A line of hospital techs filled the space designed for concessions. On counters usually covered with ketchup and mustard, colorful plastic bins sat side by side as scrub-clad workers carefully measured doses and checked syringes, holding them up to the light for gentle tapping.
The Baltimore Convention Center had opened up only a week before as a mass vaccination site. I was pleasantly surprised to get an appointment just two days after I received the email notifying me of my eligibility. It was a cold, rainy day, frequently switching to sleet, and quickly covering still surfaces with a layer of ice.
Yet the woman who welcomed me at the door greeted me with kindness, even as she lifted her chin to see around the fog covering her glasses and face shield. Others stood out in the elements to direct traffic or provide wheelchairs. There were no raised voices, no irritation at silly questions or misunderstood directions, no jockeying for position or cutting in line.
It was peaceful.
As I stood in the long line waiting to receive my vaccine, people around me chatted with old friends or were introduced to new ones. Elderly women and men slowly made their way up the long carrel reserved just for them as the woman directing folks to check-in spots treated them with special honor. This courtesy—so our elders didn’t grow tired waiting in line—brought tears to my eyes. Watching their determination to get their vaccination, matched by the determination of the hundreds of other neighbors surrounding me, filled me with hope.

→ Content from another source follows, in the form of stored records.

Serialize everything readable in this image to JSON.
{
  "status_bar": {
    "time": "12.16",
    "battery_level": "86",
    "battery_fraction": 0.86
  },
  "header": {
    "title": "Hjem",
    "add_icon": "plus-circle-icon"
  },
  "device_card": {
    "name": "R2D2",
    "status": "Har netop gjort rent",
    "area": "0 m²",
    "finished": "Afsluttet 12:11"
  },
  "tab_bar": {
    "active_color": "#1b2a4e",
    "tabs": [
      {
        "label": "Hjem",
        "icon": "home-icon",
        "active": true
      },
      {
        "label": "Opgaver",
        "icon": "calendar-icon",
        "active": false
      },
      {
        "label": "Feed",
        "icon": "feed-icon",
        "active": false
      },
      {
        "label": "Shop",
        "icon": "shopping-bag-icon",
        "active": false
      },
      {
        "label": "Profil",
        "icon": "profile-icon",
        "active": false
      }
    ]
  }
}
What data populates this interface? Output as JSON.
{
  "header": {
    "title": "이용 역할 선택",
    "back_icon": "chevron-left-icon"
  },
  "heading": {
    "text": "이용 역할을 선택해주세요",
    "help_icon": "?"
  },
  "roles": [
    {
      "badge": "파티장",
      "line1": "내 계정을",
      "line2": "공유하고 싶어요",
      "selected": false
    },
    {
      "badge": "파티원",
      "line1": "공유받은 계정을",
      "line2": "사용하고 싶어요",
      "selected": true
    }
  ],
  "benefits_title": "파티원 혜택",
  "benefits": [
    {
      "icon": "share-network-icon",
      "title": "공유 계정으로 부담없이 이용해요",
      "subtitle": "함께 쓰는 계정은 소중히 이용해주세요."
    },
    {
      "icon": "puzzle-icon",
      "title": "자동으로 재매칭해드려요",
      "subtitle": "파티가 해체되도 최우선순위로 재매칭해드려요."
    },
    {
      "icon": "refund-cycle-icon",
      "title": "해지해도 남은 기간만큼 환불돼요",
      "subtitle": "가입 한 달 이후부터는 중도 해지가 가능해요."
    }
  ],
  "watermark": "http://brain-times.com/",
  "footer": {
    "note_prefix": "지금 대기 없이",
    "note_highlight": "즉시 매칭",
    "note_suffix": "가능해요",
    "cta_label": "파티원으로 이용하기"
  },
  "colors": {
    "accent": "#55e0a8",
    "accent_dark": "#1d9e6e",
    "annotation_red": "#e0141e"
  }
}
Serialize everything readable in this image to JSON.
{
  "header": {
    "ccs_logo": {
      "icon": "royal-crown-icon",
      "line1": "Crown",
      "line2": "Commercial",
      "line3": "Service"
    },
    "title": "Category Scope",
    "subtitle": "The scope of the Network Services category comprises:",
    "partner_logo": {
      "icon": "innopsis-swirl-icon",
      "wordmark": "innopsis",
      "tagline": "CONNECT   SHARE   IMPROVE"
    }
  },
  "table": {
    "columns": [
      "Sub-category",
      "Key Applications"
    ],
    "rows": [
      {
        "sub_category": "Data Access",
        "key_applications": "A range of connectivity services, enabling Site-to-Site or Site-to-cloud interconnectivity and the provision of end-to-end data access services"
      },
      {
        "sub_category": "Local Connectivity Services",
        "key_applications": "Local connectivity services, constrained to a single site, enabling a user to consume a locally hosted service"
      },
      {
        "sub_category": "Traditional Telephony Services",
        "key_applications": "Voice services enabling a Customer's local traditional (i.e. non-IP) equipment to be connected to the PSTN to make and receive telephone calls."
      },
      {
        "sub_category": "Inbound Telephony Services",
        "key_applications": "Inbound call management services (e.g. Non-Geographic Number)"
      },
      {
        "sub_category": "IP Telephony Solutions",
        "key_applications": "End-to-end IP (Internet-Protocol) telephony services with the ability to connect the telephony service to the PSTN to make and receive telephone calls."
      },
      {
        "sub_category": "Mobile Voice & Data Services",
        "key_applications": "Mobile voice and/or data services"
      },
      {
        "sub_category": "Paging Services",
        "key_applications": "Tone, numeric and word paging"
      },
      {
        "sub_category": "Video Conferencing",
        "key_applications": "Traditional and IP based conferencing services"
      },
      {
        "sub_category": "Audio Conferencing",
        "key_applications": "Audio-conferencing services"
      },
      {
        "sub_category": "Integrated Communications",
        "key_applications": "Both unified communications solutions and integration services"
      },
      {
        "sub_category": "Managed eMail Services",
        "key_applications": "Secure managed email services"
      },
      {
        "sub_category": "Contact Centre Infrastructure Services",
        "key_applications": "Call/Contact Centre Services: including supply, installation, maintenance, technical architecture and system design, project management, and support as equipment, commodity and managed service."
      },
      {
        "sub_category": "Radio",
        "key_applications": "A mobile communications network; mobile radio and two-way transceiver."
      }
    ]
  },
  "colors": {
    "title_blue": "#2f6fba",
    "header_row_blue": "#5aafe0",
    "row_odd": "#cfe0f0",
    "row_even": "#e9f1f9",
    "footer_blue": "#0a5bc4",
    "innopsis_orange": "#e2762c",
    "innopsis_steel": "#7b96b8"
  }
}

It’s been a long year as COVID-19 has swept through our communities. Some of us have been forced to stay home, to miss important family celebrations, to change our habits and interactions. Others haven’t had that privilege—working on the front lines in hospitals, grocery stores, or manufacturing. Some of us are bored. Some of us are exhausted. Some of us are traumatized. It’s been a long year.
Yet in this space, in this exhibition hall full of strangers, I sensed the presence of God’s Spirit: in the patient anticipation of the waiting, in the kind helpfulness of the field hospital staff, in the powerful science that made a vaccine possible, in the intricacy of the human body that can take virus proteins and turn them into antibodies. I saw God’s fingerprints everywhere I looked.
It was beautiful. It was peaceful. And God was there.